Start of Data for this task

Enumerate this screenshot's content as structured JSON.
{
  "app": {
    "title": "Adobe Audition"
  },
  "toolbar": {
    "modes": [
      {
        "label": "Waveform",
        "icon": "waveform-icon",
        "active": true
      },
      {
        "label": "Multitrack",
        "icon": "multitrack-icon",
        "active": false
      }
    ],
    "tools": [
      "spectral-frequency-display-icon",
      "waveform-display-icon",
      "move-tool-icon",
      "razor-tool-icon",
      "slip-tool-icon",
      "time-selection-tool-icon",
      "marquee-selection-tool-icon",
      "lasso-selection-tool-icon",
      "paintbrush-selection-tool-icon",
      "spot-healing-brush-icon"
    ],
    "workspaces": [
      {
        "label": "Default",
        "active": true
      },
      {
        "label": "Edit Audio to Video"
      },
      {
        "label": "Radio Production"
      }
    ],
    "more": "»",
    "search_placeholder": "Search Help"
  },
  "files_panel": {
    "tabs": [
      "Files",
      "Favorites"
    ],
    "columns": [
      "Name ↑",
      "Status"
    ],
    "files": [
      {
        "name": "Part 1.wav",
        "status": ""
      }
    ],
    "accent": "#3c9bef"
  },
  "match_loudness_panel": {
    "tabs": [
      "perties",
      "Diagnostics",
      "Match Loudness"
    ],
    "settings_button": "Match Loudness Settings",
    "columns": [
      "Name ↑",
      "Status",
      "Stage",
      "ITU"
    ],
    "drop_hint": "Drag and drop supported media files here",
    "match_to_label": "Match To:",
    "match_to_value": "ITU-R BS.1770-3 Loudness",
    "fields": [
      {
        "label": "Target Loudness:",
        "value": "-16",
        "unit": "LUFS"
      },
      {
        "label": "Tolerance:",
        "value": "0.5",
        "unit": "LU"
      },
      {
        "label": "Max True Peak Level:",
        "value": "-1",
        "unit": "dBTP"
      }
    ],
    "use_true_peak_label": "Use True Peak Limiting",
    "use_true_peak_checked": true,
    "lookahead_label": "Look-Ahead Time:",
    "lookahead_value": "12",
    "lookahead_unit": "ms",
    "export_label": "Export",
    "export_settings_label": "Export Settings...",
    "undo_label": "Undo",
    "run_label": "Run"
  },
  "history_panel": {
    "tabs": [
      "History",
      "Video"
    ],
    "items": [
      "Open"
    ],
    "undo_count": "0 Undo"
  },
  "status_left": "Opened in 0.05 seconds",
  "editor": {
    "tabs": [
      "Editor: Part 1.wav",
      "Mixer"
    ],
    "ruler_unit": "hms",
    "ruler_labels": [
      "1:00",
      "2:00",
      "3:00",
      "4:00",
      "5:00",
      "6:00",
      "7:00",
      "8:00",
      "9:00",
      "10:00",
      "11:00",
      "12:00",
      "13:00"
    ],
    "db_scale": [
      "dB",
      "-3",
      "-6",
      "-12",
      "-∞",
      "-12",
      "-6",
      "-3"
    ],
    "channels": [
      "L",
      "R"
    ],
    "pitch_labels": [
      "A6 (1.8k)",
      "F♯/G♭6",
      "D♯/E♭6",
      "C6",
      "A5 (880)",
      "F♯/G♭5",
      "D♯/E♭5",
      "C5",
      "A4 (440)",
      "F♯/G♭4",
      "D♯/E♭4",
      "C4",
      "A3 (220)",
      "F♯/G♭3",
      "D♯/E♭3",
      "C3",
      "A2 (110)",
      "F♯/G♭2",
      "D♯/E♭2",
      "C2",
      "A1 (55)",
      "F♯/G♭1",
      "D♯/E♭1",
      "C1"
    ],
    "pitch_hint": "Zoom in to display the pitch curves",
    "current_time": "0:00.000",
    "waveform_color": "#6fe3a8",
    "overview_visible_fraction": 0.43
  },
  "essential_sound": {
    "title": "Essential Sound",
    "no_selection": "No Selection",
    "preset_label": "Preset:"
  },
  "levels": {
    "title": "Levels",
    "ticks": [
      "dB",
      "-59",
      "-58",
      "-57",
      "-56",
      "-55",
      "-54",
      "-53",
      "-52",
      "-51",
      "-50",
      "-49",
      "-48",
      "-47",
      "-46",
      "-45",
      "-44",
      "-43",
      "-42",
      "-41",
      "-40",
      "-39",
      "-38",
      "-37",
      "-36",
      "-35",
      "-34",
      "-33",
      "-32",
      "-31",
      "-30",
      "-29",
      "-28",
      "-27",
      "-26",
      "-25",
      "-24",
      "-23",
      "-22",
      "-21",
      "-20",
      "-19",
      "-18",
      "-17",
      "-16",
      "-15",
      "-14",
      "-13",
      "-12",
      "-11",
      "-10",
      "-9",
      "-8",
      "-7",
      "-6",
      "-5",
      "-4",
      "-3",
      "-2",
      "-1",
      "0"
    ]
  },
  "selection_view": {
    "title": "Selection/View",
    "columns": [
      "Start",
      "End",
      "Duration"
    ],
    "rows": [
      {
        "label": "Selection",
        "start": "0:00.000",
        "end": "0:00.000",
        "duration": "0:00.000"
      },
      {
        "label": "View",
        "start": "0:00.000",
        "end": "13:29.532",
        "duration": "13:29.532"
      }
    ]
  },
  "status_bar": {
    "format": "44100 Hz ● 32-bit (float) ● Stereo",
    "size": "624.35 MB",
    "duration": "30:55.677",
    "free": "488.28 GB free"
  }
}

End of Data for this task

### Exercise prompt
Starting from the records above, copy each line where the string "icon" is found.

### Finished exercise
        "icon": "waveform-icon",
        "icon": "multitrack-icon",
      "spectral-frequency-display-icon",
      "waveform-display-icon",
      "move-tool-icon",
      "razor-tool-icon",
      "slip-tool-icon",
      "time-selection-tool-icon",
      "marquee-selection-tool-icon",
      "lasso-selection-tool-icon",
      "paintbrush-selection-tool-icon",
      "spot-healing-brush-icon"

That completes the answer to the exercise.